 When the ungodly man however, because of the vanity of earthly things curses his very being, or when the mere professor in times of trial, loses his apparent faith and argues with God, then he adds rebellion to his sin. The spirit of independence develops into open rebellion, and the state of mind previously hidden shows itself in action. May the Lord grant to every child of God to keep the purpose of his life and the end of his course always before his eyes, so that he may be kept from the presumption of Job in arguing with the Almighty! And if there be one of my readers who has not yet accepted God's answer to Job's question, oh, let him shake off his indifference, and flee from the ranks of the rebellious before it is too late! Do not seek the answer with the pride of the rebellious, or the perversity of the doubter, but with a humble and submissive heart. Then only in learning of Jesus will you find rest unto your soul.


 Job 40:2 "Shall the one who contends with the Almighty correct Him? He who rebukes God, let him answer it."

Jeremiah 20:14-15 Cursed be the day in which I was born! Let the day not be blessed in which my mother bore me! Let the man be cursed Who brought news to my father, saying, "A male child has been born to you!" Making him very glad.

1 Corinthians 10:12 Therefore let him who thinks he stands take heed lest he fall.

Job 34:32 Teach me what I do not see; If I have done iniquity, I will do no more'?

Romans 8:12 Therefore, brethren, we are debtors--not to the flesh, to live according to the flesh.

Job 34:32Teach me what I do not see; If I have done iniquity, I will do no more'?

Acts 3:21 whom heaven must receive until the times of restoration of all things, which God has spoken by the mouth of all His holy prophets since the world began.

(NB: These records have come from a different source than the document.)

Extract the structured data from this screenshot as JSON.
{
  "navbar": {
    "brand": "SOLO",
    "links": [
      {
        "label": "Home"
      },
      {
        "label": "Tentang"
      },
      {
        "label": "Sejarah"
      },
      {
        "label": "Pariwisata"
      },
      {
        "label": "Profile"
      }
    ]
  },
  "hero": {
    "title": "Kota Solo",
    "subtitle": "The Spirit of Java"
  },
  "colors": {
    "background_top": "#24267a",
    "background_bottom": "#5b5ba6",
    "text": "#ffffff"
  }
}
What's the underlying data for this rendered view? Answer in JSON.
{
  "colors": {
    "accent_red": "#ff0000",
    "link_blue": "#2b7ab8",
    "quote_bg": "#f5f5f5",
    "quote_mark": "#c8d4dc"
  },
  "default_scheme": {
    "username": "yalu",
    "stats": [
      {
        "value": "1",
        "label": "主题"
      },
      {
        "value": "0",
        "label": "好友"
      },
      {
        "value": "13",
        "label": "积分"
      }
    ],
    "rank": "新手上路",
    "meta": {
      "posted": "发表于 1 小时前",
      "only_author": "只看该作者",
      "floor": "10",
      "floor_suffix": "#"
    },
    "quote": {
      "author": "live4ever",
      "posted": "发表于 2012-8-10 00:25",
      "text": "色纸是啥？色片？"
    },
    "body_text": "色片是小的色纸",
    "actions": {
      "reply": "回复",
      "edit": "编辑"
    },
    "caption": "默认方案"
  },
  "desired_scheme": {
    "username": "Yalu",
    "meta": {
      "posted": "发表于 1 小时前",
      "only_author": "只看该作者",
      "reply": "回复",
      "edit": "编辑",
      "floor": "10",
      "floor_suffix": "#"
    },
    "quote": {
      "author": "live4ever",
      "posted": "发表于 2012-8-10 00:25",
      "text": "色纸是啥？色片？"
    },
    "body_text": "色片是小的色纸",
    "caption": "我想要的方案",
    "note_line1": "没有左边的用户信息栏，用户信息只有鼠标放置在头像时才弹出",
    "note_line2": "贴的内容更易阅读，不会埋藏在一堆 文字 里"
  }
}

Ephesians 1:13-14 In Him you also trusted, after you heard the word of truth, the gospel of your salvation; in whom also, having believed, you were sealed with the Holy Spirit of promise, who is the guarantee of our inheritance until the redemption of the purchased possession, to the praise of His glory.


Henri L Rossier
Job's Three Questions and Their Answers
Posted: 17 Aug 2014